National Hotel. This is the largest hotel in the city, and one of the largest in the country. It is situated on Pennsylvania avenue, at the corner of Sixth street, and occupies the entire depth of the block. The old National is the stamping-ground of politicians, and the grand centre of political intrigue. Its crowded halls and gay saloons and parlors are proverbial among old frequenters of the seat of government; while its proximity to the Capitol, and excellent management, render it the most favored hotel in Washington.
Willards' Hotel.—This fine edifice is situated on the corner of Pennsylvania avenue and Fourteenth street, and extends to F street, occupying about half of the entire block. The architecture of the building is good, especially that of the modern portion.
Brown's Hotel.—This hotel has a fine marble front on
Pennsylvania avenue, and completes our list of the leading hotels. There are many other excellent establishments for the entertainment of visitors, but as we are not preparing a directory, we must leave the subject.
There is little to be said of the ecclesiastical architecture of Washington; it is so generally bad that to particularize one or two decent buildings would be to cast a heavy odium upon all the others. As there is nothing to be said of the buildings, we shall content ourselves with indicating their locality.
Roman Catholic.—St. Patrick's, F street north, near 10th street west. St. Matthew's, H street north and 15th street west. St. Mary's (German), 5th street west, near H street north. St. Peter's (Capitol Hill), 2d street east. St. Dominick's (Island), F street, near 7th street.
Protestant Episcopal.–St. John's, H street north and 16th street west. Epiphany, G street north, near 13th street west. Ascension, H street north, near 10th street west. Trinity, C street north and 3d street west. Grace (Island), D street, near 9th street. Christ Church (Navy Yard), G street south, near 7th street east.
Methodist Episcopal Churches.-Wesley chapel, F street north and 5th street west. McKendree chapel, Massachusetts avenue, near 10th street west. Foundry chapel, 14th street west, near G street north. Union chapel, 20th street, near Pennsylvania avenue. Fletcher chapel, New York avenue and 4th street west. Ryland chapel (Island), Maryland avenue and 10th street. Gorsuch chapel (Island), 4; street west, near M. Provi
dence chapel (Capitol Hill), J street east and Delaware
Ebenezer, 4th street east, near G street south. Methodist Episcopal (South).—The only church of this denomination is in a flourishing condition. At present the church edifice is situated on 8th street west, near H street north, but a very fine building will soon be erected on the corner of E street north and 9th street west, and will record the services of a most devoted layman, to whom it owes its existence.

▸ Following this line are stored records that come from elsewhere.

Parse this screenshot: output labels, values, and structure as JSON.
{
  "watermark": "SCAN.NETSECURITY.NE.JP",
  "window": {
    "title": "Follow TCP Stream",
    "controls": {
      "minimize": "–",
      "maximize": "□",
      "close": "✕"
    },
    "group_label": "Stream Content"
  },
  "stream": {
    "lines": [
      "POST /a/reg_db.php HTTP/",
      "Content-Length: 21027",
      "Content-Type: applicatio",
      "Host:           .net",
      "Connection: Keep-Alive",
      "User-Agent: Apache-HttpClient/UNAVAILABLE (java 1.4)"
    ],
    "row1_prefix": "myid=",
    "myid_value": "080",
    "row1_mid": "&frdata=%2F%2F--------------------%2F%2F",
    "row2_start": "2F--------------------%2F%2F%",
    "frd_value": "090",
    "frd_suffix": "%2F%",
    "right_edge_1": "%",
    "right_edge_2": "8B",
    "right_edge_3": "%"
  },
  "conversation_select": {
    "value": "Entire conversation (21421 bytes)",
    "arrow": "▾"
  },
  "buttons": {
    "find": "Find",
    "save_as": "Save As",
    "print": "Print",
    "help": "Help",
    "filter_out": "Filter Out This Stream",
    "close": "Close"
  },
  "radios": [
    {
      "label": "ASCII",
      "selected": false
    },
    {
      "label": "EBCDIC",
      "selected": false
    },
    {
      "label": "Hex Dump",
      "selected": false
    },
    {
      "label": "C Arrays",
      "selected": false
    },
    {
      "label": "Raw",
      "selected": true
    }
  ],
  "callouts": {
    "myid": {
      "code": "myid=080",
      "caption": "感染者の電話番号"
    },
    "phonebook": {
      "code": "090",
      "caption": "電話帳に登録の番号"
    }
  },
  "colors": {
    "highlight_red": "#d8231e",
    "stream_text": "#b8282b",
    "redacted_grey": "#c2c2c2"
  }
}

Methodist Protestant.-Chapel on 9th street west, near E street north. Mission Church (Navy Yard), 5th street east and Virginia avenue.
Presbyterian.—First Presbyterian, 4; street west, near C street north. Second Presbyterian, I street north and New York avenue. Fourth Presbyterian, 9th street west, near G street north. Sixth Presbyterian (Island), 6th street and Maryland avenue. Seventh Presbyterian (Island), 7th street, near D street. Western Presbyterian, G street north, near 19th street west. Assembly's church, I street north and 5th street west.
Baptist.–First church, 10th street west, near F street north. Second church (Maryland), Virginia avenue and 7th street east. Third church, E street north, near 6th street west. Fourth church, 13th street west, near H street north.
Lutheran.—English, H street north and 11th street west. German Evangelical, G street north and 20th street west. Augsburg Confession (German), 4th street west and E street north.
Friends. I street north, near 20th street west,